Kanel, K. (2015). The ABC model of crisis counseling: Working with loss and grief [Video File]. Microtraining Associates. Alexandria, VA. Retrieved from https://search-alexanderstreet-com.ezp.waldenulibrary.org/view/work/bibliographic_entity%7Cvideo_work%7C3259143
Watch “Moving into Treatment” segment by clicking the applicable link under the chapters tab.
Understanding crisis and crisis intervention theory is vital to skill acquisition for responders and increases their ability to provide effective responses to survivors. There are three levels of crisis intervention theories. The first and most basic level focuses on correcting temporary affective, behavioral, and cognitive distortions caused by critical incidents.
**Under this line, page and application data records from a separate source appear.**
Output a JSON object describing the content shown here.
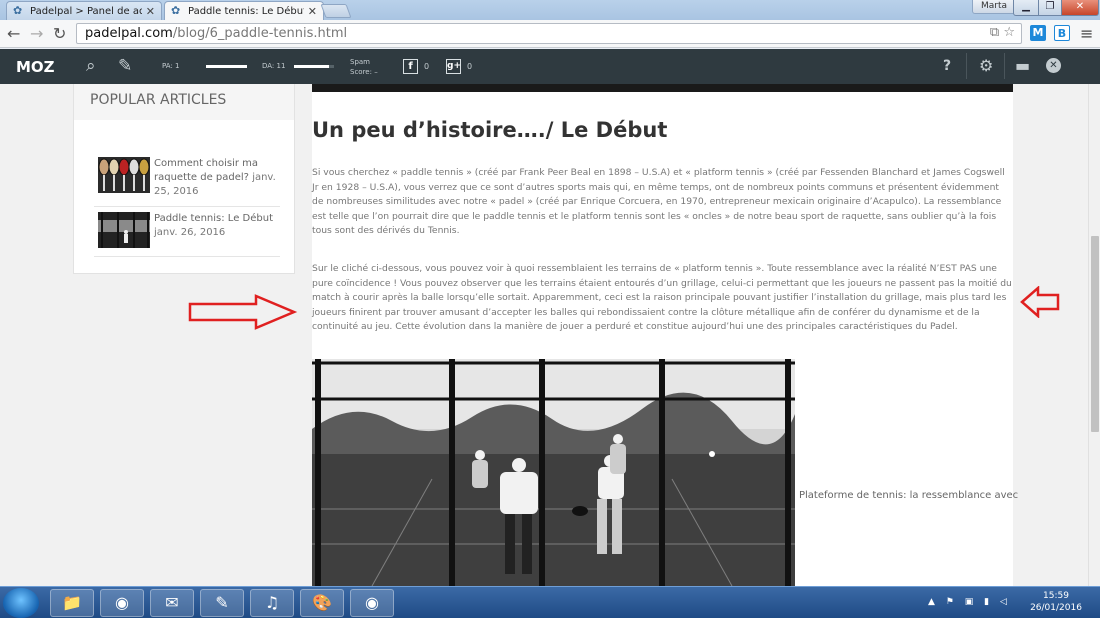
{
  "browser": {
    "tabs": [
      {
        "title": "Padelpal > Panel de admi",
        "active": false
      },
      {
        "title": "Paddle tennis: Le Début",
        "active": true
      }
    ],
    "user": "Marta",
    "url_host": "padelpal.com",
    "url_path": "/blog/6_paddle-tennis.html",
    "ext_m": "M",
    "ext_b": "B"
  },
  "mozbar": {
    "logo": "MOZ",
    "pa_label": "PA: 1",
    "pa_value": 1,
    "da_label": "DA: 11",
    "da_value": 11,
    "spam_label_1": "Spam",
    "spam_label_2": "Score:",
    "spam_value": "–",
    "facebook_label": "f",
    "facebook_count": "0",
    "gplus_label": "g+",
    "gplus_count": "0",
    "help": "?"
  },
  "sidebar": {
    "title": "POPULAR ARTICLES",
    "articles": [
      {
        "title": "Comment choisir ma raquette de padel?",
        "date": "janv. 25, 2016"
      },
      {
        "title": "Paddle tennis: Le Début",
        "date": "janv. 26, 2016"
      }
    ]
  },
  "article": {
    "heading": "Un peu d’histoire…./ Le Début",
    "paragraph_1": "Si vous cherchez « paddle tennis » (créé par Frank Peer Beal en 1898 – U.S.A) et « platform tennis » (créé par Fessenden Blanchard et James Cogswell Jr en 1928 – U.S.A), vous verrez que ce sont d’autres sports mais qui, en même temps, ont de nombreux points communs et présentent évidemment de nombreuses similitudes avec notre « padel » (créé par Enrique Corcuera, en 1970, entrepreneur mexicain originaire d’Acapulco). La ressemblance est telle que l’on pourrait dire que le paddle tennis et le platform tennis sont les « oncles » de notre beau sport de raquette, sans oublier qu’à la fois tous sont des dérivés du Tennis.",
    "paragraph_2": "Sur le cliché ci-dessous, vous pouvez voir à quoi ressemblaient les terrains de « platform tennis ». Toute ressemblance avec la réalité N’EST PAS une pure coïncidence ! Vous pouvez observer que les terrains étaient entourés d’un grillage, celui-ci permettant que les joueurs ne passent pas la moitié du match à courir après la balle lorsqu’elle sortait. Apparemment, ceci est la raison principale pouvant justifier l’installation du grillage, mais plus tard les joueurs finirent par trouver amusant d’accepter les balles qui rebondissaient contre la clôture métallique afin de conférer du dynamisme et de la continuité au jeu. Cette évolution dans la manière de jouer a perduré et constitue aujourd’hui une des principales caractéristiques du Padel.",
    "photo_caption": "Plateforme de tennis: la ressemblance avec"
  },
  "taskbar": {
    "time": "15:59",
    "date": "26/01/2016"
  },
  "colors": {
    "arrow_red": "#e02020",
    "mozbar_bg": "#2f3a40",
    "taskbar_blue": "#1f4b85"
  }
}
The second, or expanded level, addresses the same components as basic crisis theory and also includes the social, environmental, and situational factors that foster a critical incident. The third, or applied, level encompasses four domains: developmental, situational, existential, and ecosystemic (James & Gilliland, 2013). An understanding of these theories allows you as a practitioner to apply the most appropriate theory when working with a survivor of a critical incident. When choosing a theory, it is important to understand that you do not have to be a purist (i.e., adopt only one theory). In fact, many professionals believe it is important to have a working knowledge of many theories so as to adapt to the needs of the client by pulling from several theories when appropriate.
For this Discussion, select one critical incident from the news that is of interest to you (this critical incident may be from the past or present). Select one theory to apply to this critical incident.
Post a brief description of the critical incident and the theory you selected. Then, explain how you might apply the theory to the individual(s) affected by the critical incident.
Be sure to support your postings and responses with specific references to the resources.